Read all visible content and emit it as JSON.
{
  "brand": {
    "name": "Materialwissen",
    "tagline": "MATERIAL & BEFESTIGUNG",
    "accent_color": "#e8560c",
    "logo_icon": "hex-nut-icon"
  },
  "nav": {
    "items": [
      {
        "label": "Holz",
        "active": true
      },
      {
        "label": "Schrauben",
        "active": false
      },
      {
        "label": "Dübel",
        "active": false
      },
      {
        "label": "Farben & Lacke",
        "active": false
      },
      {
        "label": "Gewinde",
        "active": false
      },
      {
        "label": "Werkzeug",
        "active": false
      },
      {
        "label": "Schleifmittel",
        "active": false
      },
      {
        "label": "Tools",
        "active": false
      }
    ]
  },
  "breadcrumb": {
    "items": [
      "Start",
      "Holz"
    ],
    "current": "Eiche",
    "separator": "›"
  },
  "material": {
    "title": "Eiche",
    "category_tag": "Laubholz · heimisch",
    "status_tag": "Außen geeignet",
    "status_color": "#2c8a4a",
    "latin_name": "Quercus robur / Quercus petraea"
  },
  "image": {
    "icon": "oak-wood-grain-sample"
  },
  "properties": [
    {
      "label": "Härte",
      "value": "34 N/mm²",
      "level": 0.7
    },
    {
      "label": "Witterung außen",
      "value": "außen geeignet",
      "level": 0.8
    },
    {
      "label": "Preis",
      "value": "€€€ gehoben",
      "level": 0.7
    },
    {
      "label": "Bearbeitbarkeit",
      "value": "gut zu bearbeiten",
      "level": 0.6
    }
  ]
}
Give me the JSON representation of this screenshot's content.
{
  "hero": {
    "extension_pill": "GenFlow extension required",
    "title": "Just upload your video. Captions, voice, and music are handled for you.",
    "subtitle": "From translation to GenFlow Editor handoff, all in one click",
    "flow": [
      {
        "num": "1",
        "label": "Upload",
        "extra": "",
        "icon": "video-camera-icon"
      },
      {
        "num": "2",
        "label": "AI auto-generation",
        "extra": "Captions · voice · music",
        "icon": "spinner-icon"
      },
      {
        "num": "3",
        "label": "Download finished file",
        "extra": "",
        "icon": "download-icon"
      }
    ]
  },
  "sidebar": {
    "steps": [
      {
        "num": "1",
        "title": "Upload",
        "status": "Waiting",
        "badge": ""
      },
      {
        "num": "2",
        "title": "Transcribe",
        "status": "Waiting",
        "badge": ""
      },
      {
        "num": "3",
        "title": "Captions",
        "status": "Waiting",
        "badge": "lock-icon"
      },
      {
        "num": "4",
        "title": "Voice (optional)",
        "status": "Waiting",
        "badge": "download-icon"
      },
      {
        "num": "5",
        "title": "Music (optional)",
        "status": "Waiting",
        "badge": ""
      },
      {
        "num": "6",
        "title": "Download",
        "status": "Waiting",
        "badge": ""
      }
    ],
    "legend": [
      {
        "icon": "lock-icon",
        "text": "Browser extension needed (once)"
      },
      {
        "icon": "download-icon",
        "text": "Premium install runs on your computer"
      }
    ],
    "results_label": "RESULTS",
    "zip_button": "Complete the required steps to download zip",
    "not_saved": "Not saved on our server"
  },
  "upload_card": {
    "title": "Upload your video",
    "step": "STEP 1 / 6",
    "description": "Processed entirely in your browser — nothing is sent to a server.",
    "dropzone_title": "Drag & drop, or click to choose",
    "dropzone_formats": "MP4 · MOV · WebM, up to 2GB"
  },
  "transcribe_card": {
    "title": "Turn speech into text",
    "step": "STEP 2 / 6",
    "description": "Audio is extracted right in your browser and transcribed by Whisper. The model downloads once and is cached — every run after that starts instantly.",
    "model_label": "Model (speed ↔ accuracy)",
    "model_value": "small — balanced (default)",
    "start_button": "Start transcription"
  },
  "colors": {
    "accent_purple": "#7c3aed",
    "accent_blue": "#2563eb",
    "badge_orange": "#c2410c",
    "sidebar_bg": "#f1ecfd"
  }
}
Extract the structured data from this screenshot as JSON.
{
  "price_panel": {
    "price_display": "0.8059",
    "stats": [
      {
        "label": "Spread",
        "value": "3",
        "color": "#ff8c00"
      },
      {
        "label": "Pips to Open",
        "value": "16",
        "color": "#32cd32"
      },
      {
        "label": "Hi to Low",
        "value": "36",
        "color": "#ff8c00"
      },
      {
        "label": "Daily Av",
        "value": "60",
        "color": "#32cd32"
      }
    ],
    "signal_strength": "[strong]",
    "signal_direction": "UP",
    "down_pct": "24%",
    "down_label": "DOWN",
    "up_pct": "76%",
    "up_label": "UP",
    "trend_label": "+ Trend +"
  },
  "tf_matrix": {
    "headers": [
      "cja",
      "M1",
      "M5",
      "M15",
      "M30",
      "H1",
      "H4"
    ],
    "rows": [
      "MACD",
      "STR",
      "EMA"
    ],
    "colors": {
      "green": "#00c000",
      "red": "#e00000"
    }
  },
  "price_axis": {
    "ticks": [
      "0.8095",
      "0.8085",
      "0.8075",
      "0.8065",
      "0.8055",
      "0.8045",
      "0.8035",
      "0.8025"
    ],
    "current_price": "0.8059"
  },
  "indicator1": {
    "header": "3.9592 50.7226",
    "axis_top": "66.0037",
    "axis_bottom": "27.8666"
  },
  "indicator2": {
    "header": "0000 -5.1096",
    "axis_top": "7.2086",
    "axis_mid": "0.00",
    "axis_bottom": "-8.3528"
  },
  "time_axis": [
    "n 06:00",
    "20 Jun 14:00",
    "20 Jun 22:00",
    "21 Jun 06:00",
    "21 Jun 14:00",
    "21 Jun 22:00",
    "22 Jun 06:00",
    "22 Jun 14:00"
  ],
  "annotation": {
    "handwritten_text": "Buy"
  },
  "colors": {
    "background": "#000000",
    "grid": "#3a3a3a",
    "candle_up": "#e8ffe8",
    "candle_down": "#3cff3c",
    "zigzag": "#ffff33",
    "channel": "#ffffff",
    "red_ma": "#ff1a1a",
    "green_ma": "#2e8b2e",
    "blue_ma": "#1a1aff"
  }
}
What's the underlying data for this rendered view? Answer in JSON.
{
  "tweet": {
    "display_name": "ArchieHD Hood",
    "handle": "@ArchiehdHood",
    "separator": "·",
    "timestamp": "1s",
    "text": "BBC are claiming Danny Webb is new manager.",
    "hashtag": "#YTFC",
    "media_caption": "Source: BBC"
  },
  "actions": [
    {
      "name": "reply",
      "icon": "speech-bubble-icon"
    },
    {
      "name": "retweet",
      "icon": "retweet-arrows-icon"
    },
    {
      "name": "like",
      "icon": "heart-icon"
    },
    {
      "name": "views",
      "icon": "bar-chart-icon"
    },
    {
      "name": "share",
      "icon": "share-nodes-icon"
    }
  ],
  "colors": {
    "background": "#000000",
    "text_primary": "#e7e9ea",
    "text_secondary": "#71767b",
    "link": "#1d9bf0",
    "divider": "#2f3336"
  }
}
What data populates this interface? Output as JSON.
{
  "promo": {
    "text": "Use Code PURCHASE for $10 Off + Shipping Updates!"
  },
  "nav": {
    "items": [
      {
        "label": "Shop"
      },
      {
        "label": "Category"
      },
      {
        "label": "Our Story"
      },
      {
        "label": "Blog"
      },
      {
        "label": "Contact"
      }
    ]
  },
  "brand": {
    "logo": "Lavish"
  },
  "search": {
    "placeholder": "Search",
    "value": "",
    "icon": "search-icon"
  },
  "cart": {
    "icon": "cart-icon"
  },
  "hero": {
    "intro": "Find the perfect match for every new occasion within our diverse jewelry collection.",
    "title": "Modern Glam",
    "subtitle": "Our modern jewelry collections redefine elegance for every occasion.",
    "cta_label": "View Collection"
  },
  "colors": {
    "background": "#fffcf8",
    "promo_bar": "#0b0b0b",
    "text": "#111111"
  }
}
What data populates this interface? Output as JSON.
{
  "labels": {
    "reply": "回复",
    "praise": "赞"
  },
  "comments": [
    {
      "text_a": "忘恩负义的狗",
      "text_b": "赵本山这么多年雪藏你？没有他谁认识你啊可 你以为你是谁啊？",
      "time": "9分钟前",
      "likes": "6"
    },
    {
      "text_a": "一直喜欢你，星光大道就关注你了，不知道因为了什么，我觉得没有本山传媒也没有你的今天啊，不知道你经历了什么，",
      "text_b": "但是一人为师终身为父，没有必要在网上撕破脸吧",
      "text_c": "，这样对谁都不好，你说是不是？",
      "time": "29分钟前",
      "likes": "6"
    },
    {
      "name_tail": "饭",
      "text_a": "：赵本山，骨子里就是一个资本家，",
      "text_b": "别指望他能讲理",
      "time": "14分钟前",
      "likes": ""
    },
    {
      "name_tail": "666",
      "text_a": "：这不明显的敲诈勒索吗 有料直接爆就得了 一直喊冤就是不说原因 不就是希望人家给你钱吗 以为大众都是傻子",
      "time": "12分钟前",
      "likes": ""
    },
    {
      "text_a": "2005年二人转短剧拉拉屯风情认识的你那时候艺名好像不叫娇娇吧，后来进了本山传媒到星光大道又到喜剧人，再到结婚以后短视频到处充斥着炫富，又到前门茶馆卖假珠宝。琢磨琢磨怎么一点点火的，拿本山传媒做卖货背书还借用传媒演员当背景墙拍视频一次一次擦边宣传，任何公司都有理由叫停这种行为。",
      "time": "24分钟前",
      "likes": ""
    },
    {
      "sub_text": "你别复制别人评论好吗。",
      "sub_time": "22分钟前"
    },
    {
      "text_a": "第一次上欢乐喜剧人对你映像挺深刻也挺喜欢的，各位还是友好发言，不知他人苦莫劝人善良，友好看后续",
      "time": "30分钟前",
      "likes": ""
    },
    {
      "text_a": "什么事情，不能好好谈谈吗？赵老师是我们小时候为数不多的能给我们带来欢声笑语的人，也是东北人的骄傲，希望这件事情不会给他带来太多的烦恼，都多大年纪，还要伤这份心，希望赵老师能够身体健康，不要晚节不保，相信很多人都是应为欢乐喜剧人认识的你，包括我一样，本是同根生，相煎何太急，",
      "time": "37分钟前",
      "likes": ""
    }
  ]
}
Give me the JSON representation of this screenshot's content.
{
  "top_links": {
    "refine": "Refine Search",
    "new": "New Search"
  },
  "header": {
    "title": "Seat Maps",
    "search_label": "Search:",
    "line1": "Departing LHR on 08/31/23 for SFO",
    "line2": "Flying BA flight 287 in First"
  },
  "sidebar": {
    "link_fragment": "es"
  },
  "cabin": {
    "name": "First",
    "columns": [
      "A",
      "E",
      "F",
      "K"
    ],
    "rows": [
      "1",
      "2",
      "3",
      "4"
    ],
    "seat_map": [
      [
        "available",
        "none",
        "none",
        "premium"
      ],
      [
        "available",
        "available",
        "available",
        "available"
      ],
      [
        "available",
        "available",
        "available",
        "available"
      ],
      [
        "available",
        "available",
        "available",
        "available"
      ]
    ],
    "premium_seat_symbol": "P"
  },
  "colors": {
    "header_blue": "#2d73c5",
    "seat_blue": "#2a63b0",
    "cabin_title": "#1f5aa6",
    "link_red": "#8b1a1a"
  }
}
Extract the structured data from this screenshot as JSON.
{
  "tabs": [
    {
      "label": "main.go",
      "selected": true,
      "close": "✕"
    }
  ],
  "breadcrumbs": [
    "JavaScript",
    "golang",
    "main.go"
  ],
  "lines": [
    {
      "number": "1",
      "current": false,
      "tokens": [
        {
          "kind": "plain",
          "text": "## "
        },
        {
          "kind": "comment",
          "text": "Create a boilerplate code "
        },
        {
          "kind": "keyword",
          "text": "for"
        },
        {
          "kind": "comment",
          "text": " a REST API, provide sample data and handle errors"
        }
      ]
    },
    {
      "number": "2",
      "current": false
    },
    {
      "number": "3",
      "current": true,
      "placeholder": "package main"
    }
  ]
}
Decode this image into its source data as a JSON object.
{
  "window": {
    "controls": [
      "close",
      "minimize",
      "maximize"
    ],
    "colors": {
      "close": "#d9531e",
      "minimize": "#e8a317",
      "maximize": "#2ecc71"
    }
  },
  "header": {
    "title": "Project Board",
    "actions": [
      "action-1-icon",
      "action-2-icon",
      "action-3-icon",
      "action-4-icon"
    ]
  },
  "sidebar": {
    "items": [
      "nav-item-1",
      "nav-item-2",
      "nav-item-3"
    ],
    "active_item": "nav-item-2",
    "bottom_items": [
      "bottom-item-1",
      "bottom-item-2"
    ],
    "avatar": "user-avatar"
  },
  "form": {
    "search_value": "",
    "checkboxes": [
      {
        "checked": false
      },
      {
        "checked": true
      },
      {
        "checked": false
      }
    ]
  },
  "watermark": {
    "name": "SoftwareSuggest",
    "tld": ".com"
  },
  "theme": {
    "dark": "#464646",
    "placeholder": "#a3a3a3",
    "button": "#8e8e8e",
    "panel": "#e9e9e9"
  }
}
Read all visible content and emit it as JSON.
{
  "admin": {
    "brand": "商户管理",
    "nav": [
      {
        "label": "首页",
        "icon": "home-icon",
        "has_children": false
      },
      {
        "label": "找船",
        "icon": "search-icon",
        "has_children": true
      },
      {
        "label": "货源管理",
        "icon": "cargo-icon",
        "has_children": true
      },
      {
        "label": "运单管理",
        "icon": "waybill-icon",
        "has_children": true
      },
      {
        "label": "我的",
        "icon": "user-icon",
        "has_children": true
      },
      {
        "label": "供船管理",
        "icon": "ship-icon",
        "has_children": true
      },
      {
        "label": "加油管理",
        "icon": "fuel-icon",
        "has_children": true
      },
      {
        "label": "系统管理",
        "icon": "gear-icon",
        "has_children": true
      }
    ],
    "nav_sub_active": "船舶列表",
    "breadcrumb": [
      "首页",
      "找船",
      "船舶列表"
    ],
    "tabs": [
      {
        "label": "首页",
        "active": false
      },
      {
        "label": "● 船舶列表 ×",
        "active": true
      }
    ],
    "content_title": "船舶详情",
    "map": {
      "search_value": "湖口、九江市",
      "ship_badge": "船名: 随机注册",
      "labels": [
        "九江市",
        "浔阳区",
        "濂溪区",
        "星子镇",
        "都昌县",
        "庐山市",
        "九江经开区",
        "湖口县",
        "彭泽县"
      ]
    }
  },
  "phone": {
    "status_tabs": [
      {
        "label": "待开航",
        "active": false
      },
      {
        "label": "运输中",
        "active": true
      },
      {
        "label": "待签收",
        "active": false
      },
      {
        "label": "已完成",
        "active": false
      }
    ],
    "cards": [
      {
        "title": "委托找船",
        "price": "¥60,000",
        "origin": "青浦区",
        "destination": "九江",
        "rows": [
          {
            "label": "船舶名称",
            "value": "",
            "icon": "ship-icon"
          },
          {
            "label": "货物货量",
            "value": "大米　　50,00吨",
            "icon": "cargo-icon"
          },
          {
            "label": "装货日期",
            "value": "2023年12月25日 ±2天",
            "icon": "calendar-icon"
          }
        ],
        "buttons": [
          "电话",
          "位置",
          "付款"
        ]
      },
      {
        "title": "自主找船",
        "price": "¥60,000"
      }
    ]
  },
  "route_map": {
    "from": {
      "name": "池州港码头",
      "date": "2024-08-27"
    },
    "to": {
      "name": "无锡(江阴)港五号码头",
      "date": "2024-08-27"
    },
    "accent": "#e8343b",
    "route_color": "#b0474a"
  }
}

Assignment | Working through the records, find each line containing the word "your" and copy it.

Answer to this problem |
    "title": "Just upload your video. Captions, voice, and music are handled for you.",
        "text": "Premium install runs on your computer"
    "title": "Upload your video",
    "description": "Processed entirely in your browser — nothing is sent to a server.",
    "description": "Audio is extracted right in your browser and transcribed by Whisper. The model downloads once and is cached — every run after that starts instantly.",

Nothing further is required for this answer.